As long as I could remember, parents, coaches, employers and teachers were always instilling the concept of "trying your best".
I was never the most athletic kid, and I often remember the familiar screams of "try harder", or "you're not giving it your all." I remember thinking these people had no idea what they were talking about. I would be at wits end, out of breath, and ready for home.
As a young adult, I found myself falling into the same trap. I would say the same things to my employees and children that I once detested. I would say these things, thinking I was being this great motivator, but I would get that familiar look. This was the look of disgust I would give the people I depended on to make me a better person. These were the people that I looked up to, the people I thought should have all the answers.
Don't get me wrong, there are times when there is a serious lack of effort, and the words "trying your best" should be used. With some, these words roll off their back, and they just march on. With others, these words are nothing more than de-motivating and belittling.
Finally, several thousand employees and six kids later, I had an epiphany. What if the majority of the younger generation were trying their best? After helping coach many of my kids sports teams, I've noticed it is the younger ones that are especially motivated to succeed. As these kids get older, they fall into some bad habits. I have found either they lack the attention they need from their parents, don't have adequate role models, or both.
The successes I can tout as both an employer and a parent come primarily from those I am in charge of teaching the necessary skills they need. There is no situation where my goal isn't maximum skill and productivity, but how do I get there? When there is an issue, I ask them: "is this your best?" Occasionally I'll get the response "no, but I can try harder." Mostly, I'll get a response like: "OF COURSE THIS IS MY BEST!" The latter response is usually where we back off, or just cut ties all together. What other options are there? Do we keep repeating ourselves?
It is the latter I want to focus on, the ones that are convinced they are giving their best. Read carefully: They may be giving the best they know how to give. What does that mean? As a mentor, this is where we are really tested. This is where we have to take them aside and politely say, "Ok, I believe you, but I have to tell you something. Trying your best isn't good enough right now. Instead of trying your best, it's time to 'try different'." That's right, "try different".

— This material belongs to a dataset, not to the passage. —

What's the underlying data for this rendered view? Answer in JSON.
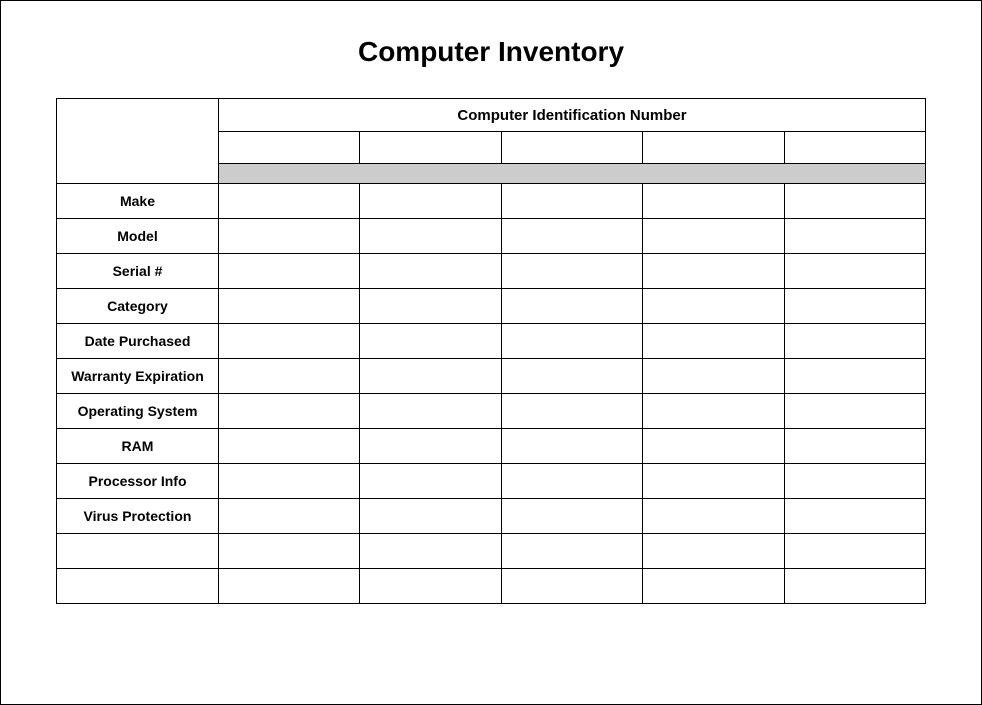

We all know the definition of insanity, but yet we are trying to get young people to try harder, using the same techniques that are already not working, and expecting a different result. Try different -- try approaching what you are doing from another angle. In football, maybe it is as simple as changing your stance. At work, maybe it is a different approach to what you are trying to accomplish. At home, maybe it is a one-on-one conversation between parent and child discussing the many options they have to resolve an issue.
So remember, when "try your best" isn't the answer, maybe the answer is a simple as "try different."